Or even better, the innovation space is widening thanks to many technology openings in all directions. Patents are lapsing, new software is doing its job, new materials are appearing. The 3D printing market is strongly benefiting from these opportunities.


Companies to Watch in 2016

Granted, some major players in the 3D printing industry have consolidated one way or another in 2015. This is what happens in any market. This has been subject to many comments already. Therefore, let’s change the focus.

There are many young companies to watch which we believe are doing an impressive job. This includes:

  • 3D model market places Pinshape or Sketchfab, which define high-quality standards for usability and products
  • global-local printing service 3D Hubs, which connects thousands of 3D printers to users
  • MyMinifactory, which ran a successful crowdfunding campaign to grow their community and offerings of 3D printable items
  • 3D printing services i.materialise, Sculpteo and Shapeways, which continue to offer more and more materials and will enable everybody of the 182 million people mentioned above to have their files printed
  • multi-colour-printing service Whiteclouds, which shows impressive growth rates
  • 3D printer manufacturers Ultimaker and Zortrax, which show the highest volume and growth rates, when you look to Google Trends
  • Formlabs, which set standards for desktop SLA printers

…and many more, which we watch and are happy to see grow and prosper.

The 3D printing ecosystem is impressive. It looks like technology still leaves a lot of space for new ideas and things to come.

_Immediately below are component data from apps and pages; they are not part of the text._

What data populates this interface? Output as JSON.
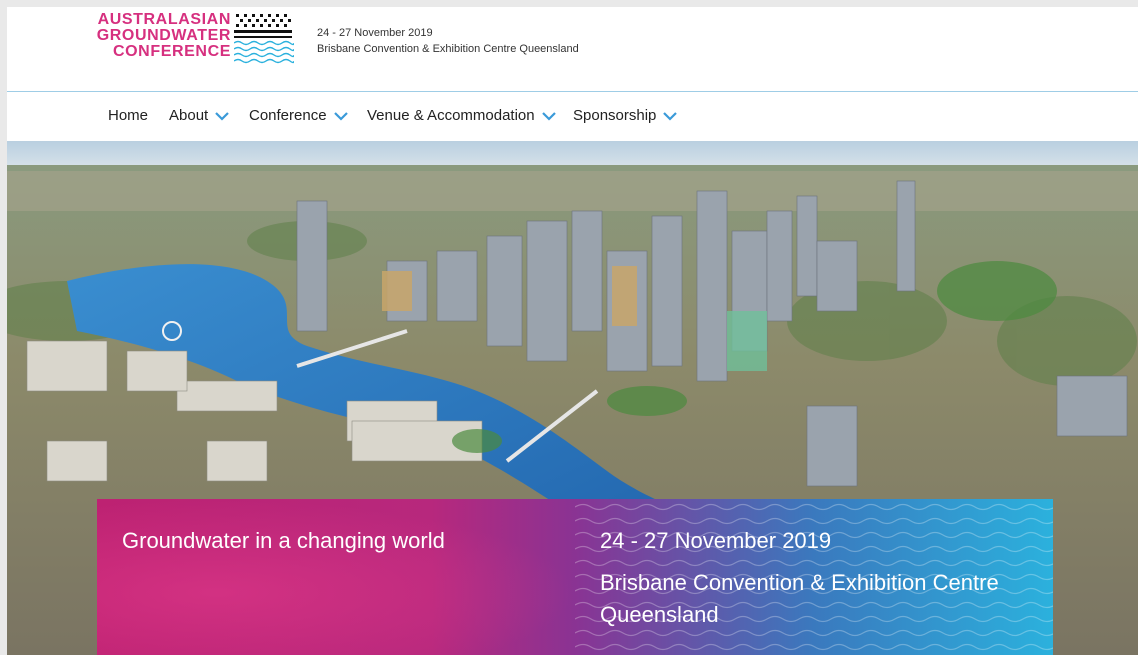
{
  "logo": {
    "line1": "AUSTRALASIAN",
    "line2": "GROUNDWATER",
    "line3": "CONFERENCE"
  },
  "header": {
    "date": "24 - 27 November 2019",
    "venue": "Brisbane Convention & Exhibition Centre Queensland"
  },
  "nav": {
    "items": [
      {
        "label": "Home",
        "has_dropdown": false
      },
      {
        "label": "About",
        "has_dropdown": true
      },
      {
        "label": "Conference",
        "has_dropdown": true
      },
      {
        "label": "Venue & Accommodation",
        "has_dropdown": true
      },
      {
        "label": "Sponsorship",
        "has_dropdown": true
      }
    ]
  },
  "hero": {
    "image_description": "aerial-city-river-photo"
  },
  "banner": {
    "tagline": "Groundwater in a changing world",
    "date": "24 - 27 November 2019",
    "venue": "Brisbane Convention & Exhibition Centre Queensland"
  },
  "colors": {
    "brand_pink": "#d6307f",
    "brand_blue": "#2bb1dd",
    "chevron_blue": "#3a9ad9"
  }
}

But back to the beginning. We don’t talk anymore about five million desktop printers being sold four years from now. We have to consider instead the 600 million people who will have access to 3D printed products by 2019.